History | S. Babcock & Co. | 1840
from the overweening estimate which, in their depend-
ence, they were willing to put upon British valor and
genius, and the advantages of an intimate British con-
nection. The great stretch of sea which divided them
from the governing power, led, necessarily, to their
gradual alienation from it. They saw few of its pomps;
they shared in few of its favors ; and when the arrogance
of parliament endeavored to make them more familiar
with its powers, by reason of its exactions, they were
then willing to know it only as a foe. From the moment
when the peace of Europe led to the withdrawal of all
pressure from an external enemy, they had been receiv-
ing those impressions, and acquiring that strength, which
prepared them to perceive, and enabled them to resist, all
such laws as they deemed hostile to their interests, or
dangerous to their liberties. The hardships they had en-
dured, made them singularly jealous from the beginning :
many of them had inherited a natural aversion to monar-
chy from their ancestors, the puritans ; and the removal
of the cavaliers from the sources and shows of royalty,
had gradually weaned them from that faith in its saving
virtues, by which they had been so ready of old to swear.
A new race had succeeded to them in Carolina, and puri-
tans and cavaliers had merged their hostility of doctrine
in that unanimity of practice, which alone could give
them success in the seventy years of strife and trial,
through which they had struggled together; so that, long
before the British parliament began to vex them by its
strained authority, they were disposed to deny its suprem-

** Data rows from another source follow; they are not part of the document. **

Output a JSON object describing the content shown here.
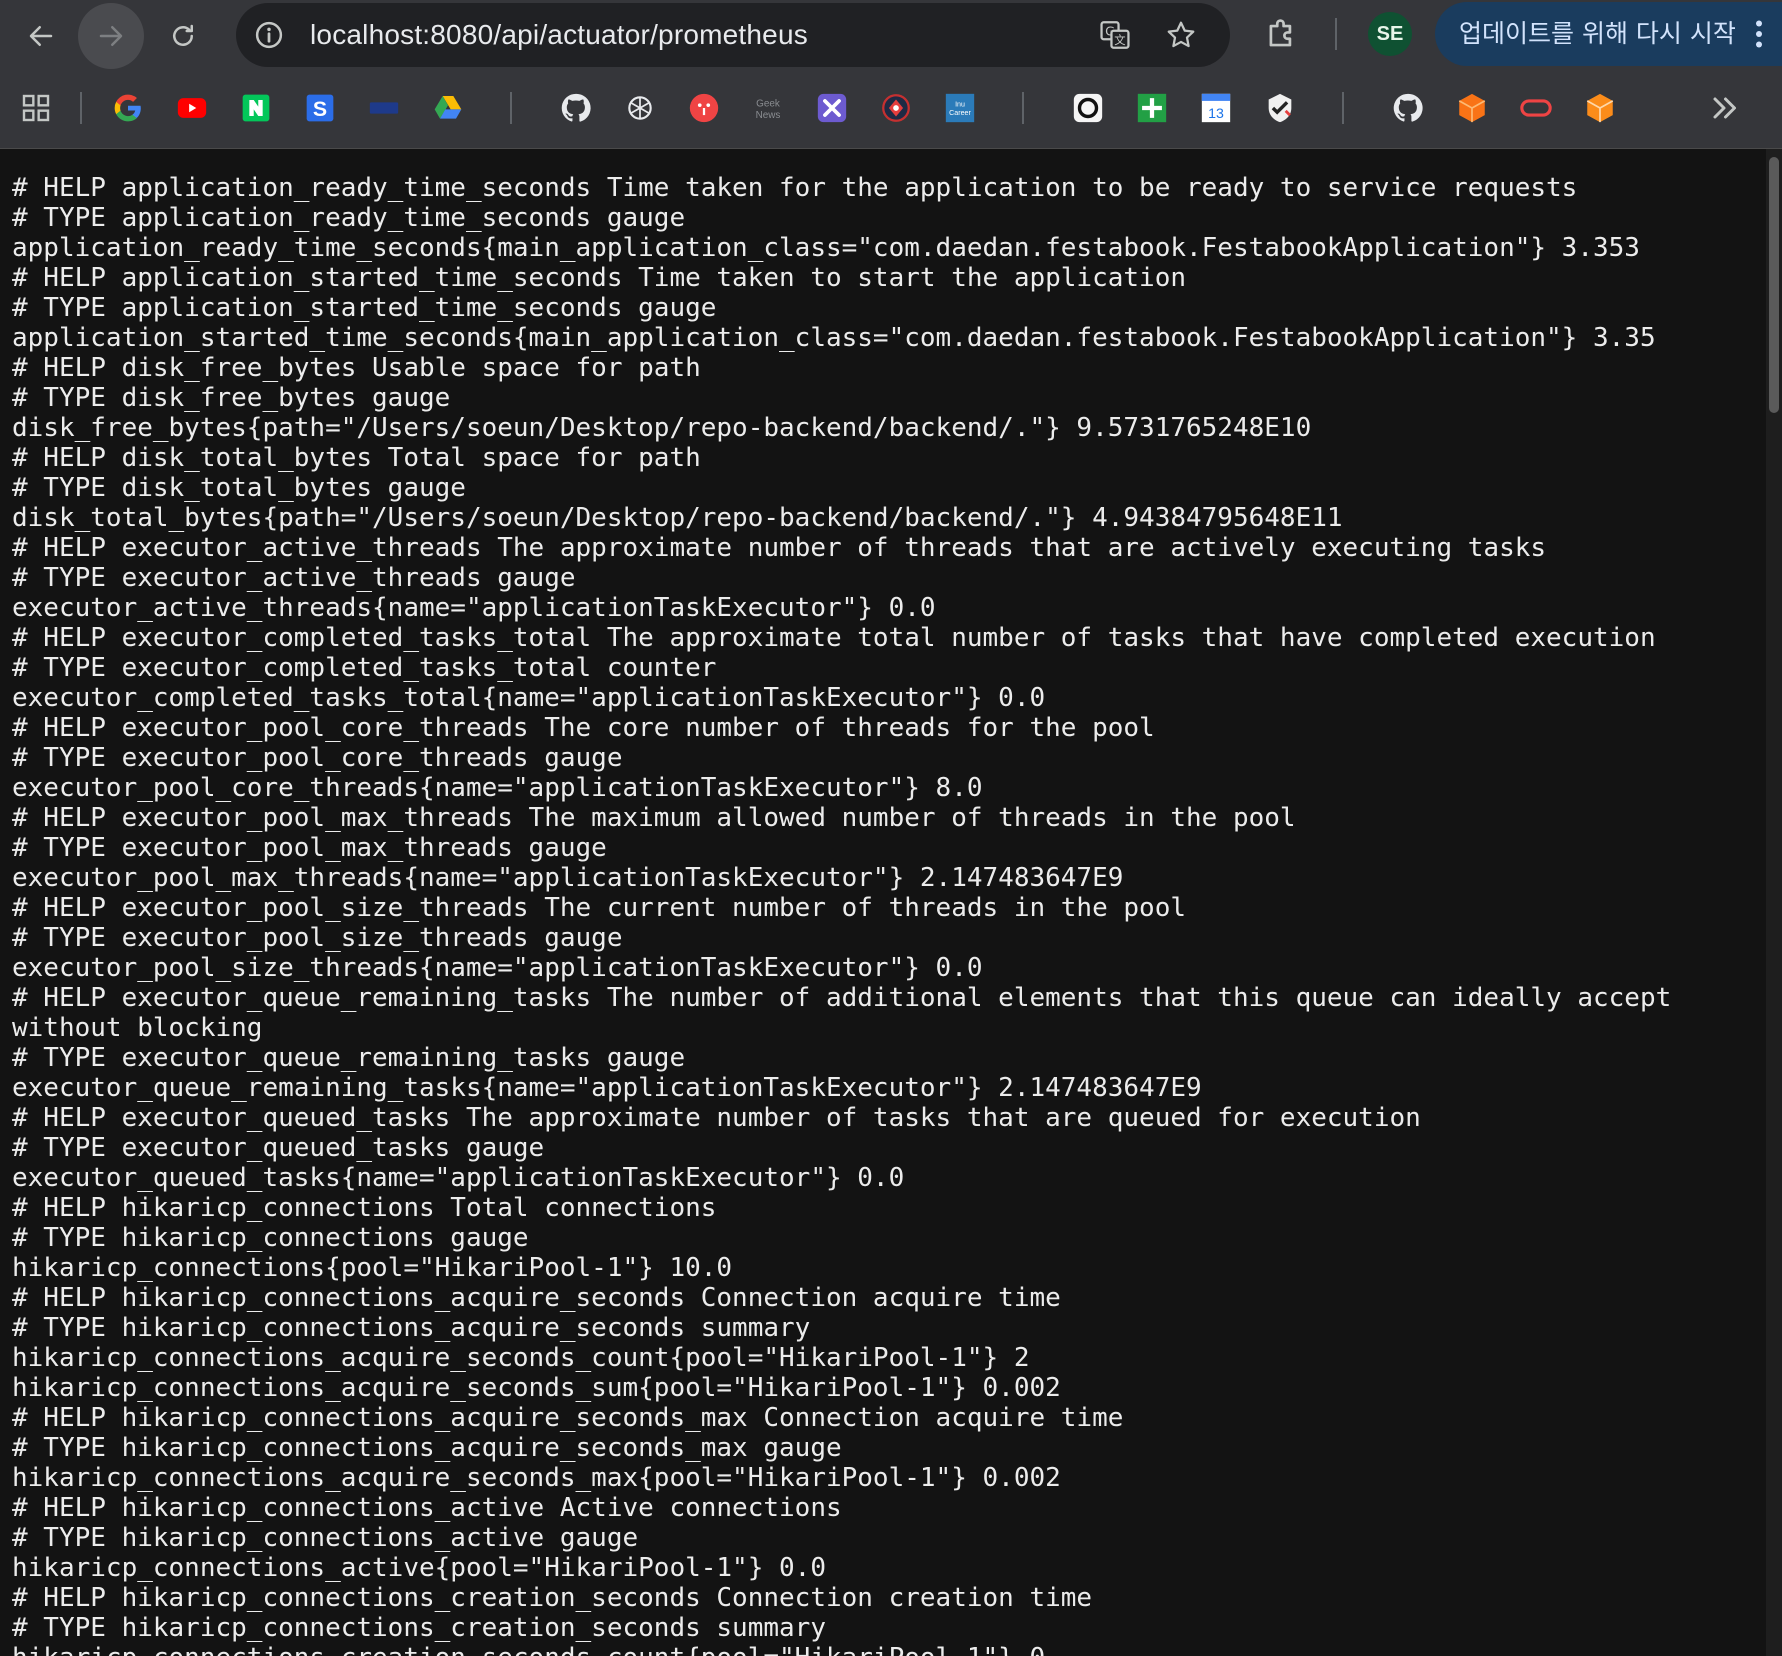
{
  "browser": {
    "url": "localhost:8080/api/actuator/prometheus",
    "profile_initials": "SE",
    "update_button_label": "업데이트를 위해 다시 시작",
    "icons": {
      "back": "arrow-left-icon",
      "forward": "arrow-right-icon",
      "reload": "reload-icon",
      "site_info": "info-circle-icon",
      "translate": "translate-icon",
      "bookmark_star": "star-icon",
      "extensions": "puzzle-icon",
      "menu": "vertical-dots-icon"
    },
    "accent_colors": {
      "toolbar": "#35363a",
      "omnibox": "#202124",
      "update_button": "#1a3c5e",
      "avatar": "#0f5132"
    }
  },
  "bookmarks": {
    "items": [
      {
        "name": "apps-grid-icon"
      },
      {
        "name": "google-icon"
      },
      {
        "name": "youtube-icon"
      },
      {
        "name": "naver-icon",
        "text": "N"
      },
      {
        "name": "s-app-icon",
        "text": "S"
      },
      {
        "name": "flag-icon"
      },
      {
        "name": "google-drive-icon"
      },
      {
        "name": "github-icon"
      },
      {
        "name": "openai-icon"
      },
      {
        "name": "red-circle-icon"
      },
      {
        "name": "geeknews-icon",
        "text": "Geek News"
      },
      {
        "name": "x-tools-icon"
      },
      {
        "name": "globe-badge-icon"
      },
      {
        "name": "inu-career-icon",
        "text": "Inu Career"
      },
      {
        "name": "screen-capture-icon"
      },
      {
        "name": "green-plus-icon"
      },
      {
        "name": "calendar-icon",
        "text": "13"
      },
      {
        "name": "check-shield-icon"
      },
      {
        "name": "github-icon-2"
      },
      {
        "name": "orange-cube-icon"
      },
      {
        "name": "red-pill-icon"
      },
      {
        "name": "orange-cube-icon-2"
      }
    ],
    "more_icon": "double-chevron-right-icon"
  },
  "content": {
    "lines": [
      "# HELP application_ready_time_seconds Time taken for the application to be ready to service requests",
      "# TYPE application_ready_time_seconds gauge",
      "application_ready_time_seconds{main_application_class=\"com.daedan.festabook.FestabookApplication\"} 3.353",
      "# HELP application_started_time_seconds Time taken to start the application",
      "# TYPE application_started_time_seconds gauge",
      "application_started_time_seconds{main_application_class=\"com.daedan.festabook.FestabookApplication\"} 3.35",
      "# HELP disk_free_bytes Usable space for path",
      "# TYPE disk_free_bytes gauge",
      "disk_free_bytes{path=\"/Users/soeun/Desktop/repo-backend/backend/.\"} 9.5731765248E10",
      "# HELP disk_total_bytes Total space for path",
      "# TYPE disk_total_bytes gauge",
      "disk_total_bytes{path=\"/Users/soeun/Desktop/repo-backend/backend/.\"} 4.94384795648E11",
      "# HELP executor_active_threads The approximate number of threads that are actively executing tasks",
      "# TYPE executor_active_threads gauge",
      "executor_active_threads{name=\"applicationTaskExecutor\"} 0.0",
      "# HELP executor_completed_tasks_total The approximate total number of tasks that have completed execution",
      "# TYPE executor_completed_tasks_total counter",
      "executor_completed_tasks_total{name=\"applicationTaskExecutor\"} 0.0",
      "# HELP executor_pool_core_threads The core number of threads for the pool",
      "# TYPE executor_pool_core_threads gauge",
      "executor_pool_core_threads{name=\"applicationTaskExecutor\"} 8.0",
      "# HELP executor_pool_max_threads The maximum allowed number of threads in the pool",
      "# TYPE executor_pool_max_threads gauge",
      "executor_pool_max_threads{name=\"applicationTaskExecutor\"} 2.147483647E9",
      "# HELP executor_pool_size_threads The current number of threads in the pool",
      "# TYPE executor_pool_size_threads gauge",
      "executor_pool_size_threads{name=\"applicationTaskExecutor\"} 0.0",
      "# HELP executor_queue_remaining_tasks The number of additional elements that this queue can ideally accept without blocking",
      "# TYPE executor_queue_remaining_tasks gauge",
      "executor_queue_remaining_tasks{name=\"applicationTaskExecutor\"} 2.147483647E9",
      "# HELP executor_queued_tasks The approximate number of tasks that are queued for execution",
      "# TYPE executor_queued_tasks gauge",
      "executor_queued_tasks{name=\"applicationTaskExecutor\"} 0.0",
      "# HELP hikaricp_connections Total connections",
      "# TYPE hikaricp_connections gauge",
      "hikaricp_connections{pool=\"HikariPool-1\"} 10.0",
      "# HELP hikaricp_connections_acquire_seconds Connection acquire time",
      "# TYPE hikaricp_connections_acquire_seconds summary",
      "hikaricp_connections_acquire_seconds_count{pool=\"HikariPool-1\"} 2",
      "hikaricp_connections_acquire_seconds_sum{pool=\"HikariPool-1\"} 0.002",
      "# HELP hikaricp_connections_acquire_seconds_max Connection acquire time",
      "# TYPE hikaricp_connections_acquire_seconds_max gauge",
      "hikaricp_connections_acquire_seconds_max{pool=\"HikariPool-1\"} 0.002",
      "# HELP hikaricp_connections_active Active connections",
      "# TYPE hikaricp_connections_active gauge",
      "hikaricp_connections_active{pool=\"HikariPool-1\"} 0.0",
      "# HELP hikaricp_connections_creation_seconds Connection creation time",
      "# TYPE hikaricp_connections_creation_seconds summary",
      "hikaricp_connections_creation_seconds_count{pool=\"HikariPool-1\"} 0"
    ]
  }
}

acy, and cut asunder those cords which bound them to
the mother country´┐Żcords too much attenuated by the